'Sylvie,' she began at length, 'did I e'er tell thee on Nancy Hartley as I knew when I were a child? I'm thinking a deal on her to-night; may-be it's because I've been dreaming on yon old times. She was a bonny lass as ever were seen, I've heerd folk say; but that were afore I knew her. When I knew her she were crazy, poor wench; wi' her black hair a-streaming down her back, and her eyes, as were a'most as black, allays crying out for pity, though never a word she spoke but "He once was here." Just that o'er and o'er again, whether she were cold or hot, full or hungry, "He once was here," were all her speech. She had been farm-servant to my mother's brother—James Hepburn, thy great-uncle as was; she were a poor, friendless wench, a parish 'prentice, but honest and gaum-like, till a lad, as nobody knowed, come o'er the hills one sheep-shearing fra' Whitehaven; he had summat to do wi' th' sea, though not rightly to be called a sailor: and he made a deal on Nancy Hartley, just to beguile the time like; and he went away and ne'er sent a thought after her more. It's the way as lads have; and there's no holding 'em when they're fellows as nobody knows—neither where they come fro', nor what they've been doing a' their lives, till they come athwart some poor wench like Nancy Hartley. She were but a softy after all: for she left off doing her work in a proper manner. I've heerd my aunt say as she found out as summat was wrong wi' Nancy as soon as th' milk turned bingy, for there ne'er had been such a clean lass about her milk-cans afore that; and from bad it grew to worse, and she would sit and do nothing but play wi' her fingers fro' morn till night, and if they asked her what ailed her, she just said, "He once was here;" and if they bid her go about her work, it were a' the same. And when they scolded her, and pretty sharp too, she would stand up and put her hair from her eyes, and look about her like a crazy thing searching for her wits, and ne'er finding them, for all she could think on was just, "He once was here." It were a caution to me again thinking a man t' mean what he says when he's a-talking to a young woman.'

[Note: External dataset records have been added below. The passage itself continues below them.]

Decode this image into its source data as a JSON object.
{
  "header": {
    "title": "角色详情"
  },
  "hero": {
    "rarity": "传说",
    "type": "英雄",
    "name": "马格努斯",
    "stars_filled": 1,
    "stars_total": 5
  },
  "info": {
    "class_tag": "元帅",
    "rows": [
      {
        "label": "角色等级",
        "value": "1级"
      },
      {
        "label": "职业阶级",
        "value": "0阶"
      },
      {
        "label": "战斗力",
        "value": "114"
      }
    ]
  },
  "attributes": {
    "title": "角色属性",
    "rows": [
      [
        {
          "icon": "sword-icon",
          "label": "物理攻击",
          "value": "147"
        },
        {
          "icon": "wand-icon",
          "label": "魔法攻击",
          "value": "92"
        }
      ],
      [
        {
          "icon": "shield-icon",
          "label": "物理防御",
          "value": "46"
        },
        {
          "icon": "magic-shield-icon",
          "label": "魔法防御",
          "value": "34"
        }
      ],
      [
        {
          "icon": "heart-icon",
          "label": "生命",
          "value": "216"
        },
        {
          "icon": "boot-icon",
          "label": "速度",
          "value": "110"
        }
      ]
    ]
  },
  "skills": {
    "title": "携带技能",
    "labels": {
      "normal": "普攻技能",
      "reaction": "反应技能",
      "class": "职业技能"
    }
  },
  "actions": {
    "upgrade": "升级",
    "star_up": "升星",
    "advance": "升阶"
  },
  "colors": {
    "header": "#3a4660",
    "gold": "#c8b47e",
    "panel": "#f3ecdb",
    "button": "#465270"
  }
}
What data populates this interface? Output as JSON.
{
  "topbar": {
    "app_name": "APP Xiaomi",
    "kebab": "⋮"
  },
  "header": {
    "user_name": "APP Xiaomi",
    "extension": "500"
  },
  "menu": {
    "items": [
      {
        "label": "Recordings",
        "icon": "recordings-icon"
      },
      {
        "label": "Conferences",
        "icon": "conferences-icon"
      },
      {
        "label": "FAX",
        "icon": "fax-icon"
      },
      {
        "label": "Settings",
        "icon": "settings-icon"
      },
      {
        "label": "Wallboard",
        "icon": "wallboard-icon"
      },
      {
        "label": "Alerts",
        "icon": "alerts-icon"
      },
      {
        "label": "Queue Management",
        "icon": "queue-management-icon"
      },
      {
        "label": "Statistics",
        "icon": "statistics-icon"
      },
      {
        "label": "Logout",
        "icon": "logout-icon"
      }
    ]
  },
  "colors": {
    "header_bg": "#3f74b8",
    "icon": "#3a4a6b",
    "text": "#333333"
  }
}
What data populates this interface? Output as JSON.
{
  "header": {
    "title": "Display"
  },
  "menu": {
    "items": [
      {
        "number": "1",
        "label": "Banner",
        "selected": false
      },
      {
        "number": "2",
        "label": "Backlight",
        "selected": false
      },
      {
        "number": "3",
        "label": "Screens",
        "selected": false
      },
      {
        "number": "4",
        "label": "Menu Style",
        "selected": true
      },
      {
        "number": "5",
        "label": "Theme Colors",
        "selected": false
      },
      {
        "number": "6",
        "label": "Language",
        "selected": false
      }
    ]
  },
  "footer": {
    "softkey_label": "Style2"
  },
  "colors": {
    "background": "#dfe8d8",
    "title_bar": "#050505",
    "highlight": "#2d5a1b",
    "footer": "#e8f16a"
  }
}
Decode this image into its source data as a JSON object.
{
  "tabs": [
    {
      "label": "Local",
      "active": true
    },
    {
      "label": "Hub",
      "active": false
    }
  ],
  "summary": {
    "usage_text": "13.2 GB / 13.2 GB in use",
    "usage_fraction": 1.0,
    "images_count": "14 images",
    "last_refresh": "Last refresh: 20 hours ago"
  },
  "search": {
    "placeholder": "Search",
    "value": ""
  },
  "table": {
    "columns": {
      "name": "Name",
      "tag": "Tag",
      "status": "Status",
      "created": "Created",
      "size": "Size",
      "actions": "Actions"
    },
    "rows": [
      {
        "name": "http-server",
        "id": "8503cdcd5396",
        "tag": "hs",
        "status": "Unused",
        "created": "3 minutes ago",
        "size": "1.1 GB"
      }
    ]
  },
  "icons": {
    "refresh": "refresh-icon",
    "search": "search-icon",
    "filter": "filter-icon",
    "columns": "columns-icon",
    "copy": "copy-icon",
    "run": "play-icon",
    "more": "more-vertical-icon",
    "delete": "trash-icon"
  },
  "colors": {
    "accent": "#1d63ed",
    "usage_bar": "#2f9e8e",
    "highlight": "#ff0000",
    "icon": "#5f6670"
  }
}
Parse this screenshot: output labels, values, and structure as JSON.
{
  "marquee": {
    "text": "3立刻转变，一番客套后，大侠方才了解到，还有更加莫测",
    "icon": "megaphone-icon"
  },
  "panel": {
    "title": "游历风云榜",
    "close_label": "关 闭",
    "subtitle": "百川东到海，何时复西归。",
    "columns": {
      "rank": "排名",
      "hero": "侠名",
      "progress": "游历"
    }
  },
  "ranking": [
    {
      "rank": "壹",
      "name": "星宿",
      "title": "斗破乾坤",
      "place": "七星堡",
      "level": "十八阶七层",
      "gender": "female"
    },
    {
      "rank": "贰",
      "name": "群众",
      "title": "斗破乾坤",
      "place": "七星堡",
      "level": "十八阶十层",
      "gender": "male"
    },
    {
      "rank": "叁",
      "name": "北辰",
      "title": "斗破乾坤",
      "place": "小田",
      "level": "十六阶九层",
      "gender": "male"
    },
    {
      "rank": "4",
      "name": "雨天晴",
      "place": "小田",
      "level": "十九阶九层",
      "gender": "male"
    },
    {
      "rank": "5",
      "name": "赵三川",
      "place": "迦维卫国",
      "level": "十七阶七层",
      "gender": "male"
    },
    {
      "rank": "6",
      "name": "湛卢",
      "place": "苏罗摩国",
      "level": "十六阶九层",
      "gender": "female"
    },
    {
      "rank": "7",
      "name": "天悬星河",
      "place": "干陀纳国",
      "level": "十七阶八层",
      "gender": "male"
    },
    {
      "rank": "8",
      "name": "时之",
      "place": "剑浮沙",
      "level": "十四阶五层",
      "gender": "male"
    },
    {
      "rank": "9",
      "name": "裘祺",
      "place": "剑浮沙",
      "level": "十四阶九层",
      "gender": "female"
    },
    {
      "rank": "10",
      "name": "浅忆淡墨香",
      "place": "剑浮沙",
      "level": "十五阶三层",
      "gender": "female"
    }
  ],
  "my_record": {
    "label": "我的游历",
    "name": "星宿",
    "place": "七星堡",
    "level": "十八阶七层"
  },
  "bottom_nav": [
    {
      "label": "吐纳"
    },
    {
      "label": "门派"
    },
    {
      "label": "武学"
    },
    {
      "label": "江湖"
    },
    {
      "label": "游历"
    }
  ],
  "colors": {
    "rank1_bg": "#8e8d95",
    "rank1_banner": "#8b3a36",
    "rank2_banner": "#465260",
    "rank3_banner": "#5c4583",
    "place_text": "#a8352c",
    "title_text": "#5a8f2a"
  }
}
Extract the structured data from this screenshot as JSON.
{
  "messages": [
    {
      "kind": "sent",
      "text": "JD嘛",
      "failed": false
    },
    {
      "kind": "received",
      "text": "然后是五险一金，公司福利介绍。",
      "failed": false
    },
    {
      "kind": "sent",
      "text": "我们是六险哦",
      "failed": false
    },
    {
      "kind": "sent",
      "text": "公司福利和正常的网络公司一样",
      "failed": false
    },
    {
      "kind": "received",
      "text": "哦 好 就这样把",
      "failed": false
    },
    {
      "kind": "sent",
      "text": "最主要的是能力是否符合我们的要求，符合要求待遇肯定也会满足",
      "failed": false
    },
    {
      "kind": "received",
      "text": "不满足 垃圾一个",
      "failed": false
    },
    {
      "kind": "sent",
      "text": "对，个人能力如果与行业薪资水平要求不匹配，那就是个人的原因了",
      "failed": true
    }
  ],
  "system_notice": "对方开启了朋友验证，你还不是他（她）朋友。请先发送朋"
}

'But what became on poor Nancy?' asked Sylvia.
'What should become on her or on any lass as gives hersel' up to thinking on a man who cares nought for her?' replied her mother, a little severely. 'She were crazed, and my aunt couldn't keep her on, could she? She did keep her a long weary time, thinking as she would, may-be, come to hersel', and, anyhow, she were a motherless wench. But at length she had for t' go where she came fro'—back to Keswick workhouse: and when last I heerd on her she were chained to th' great kitchen dresser i' t' workhouse; they'd beaten her till she were taught to be silent and quiet i' th' daytime, but at night, when she were left alone, she would take up th' oud cry, till it wrung their heart, so they'd many a time to come down and beat her again to get any peace. It were a caution to me, as I said afore, to keep fro' thinking on men as thought nought on me.'
'Poor crazy Nancy!' sighed Sylvia. The mother wondered if she had taken the 'caution' to herself, or was only full of pity for the mad girl, dead long before.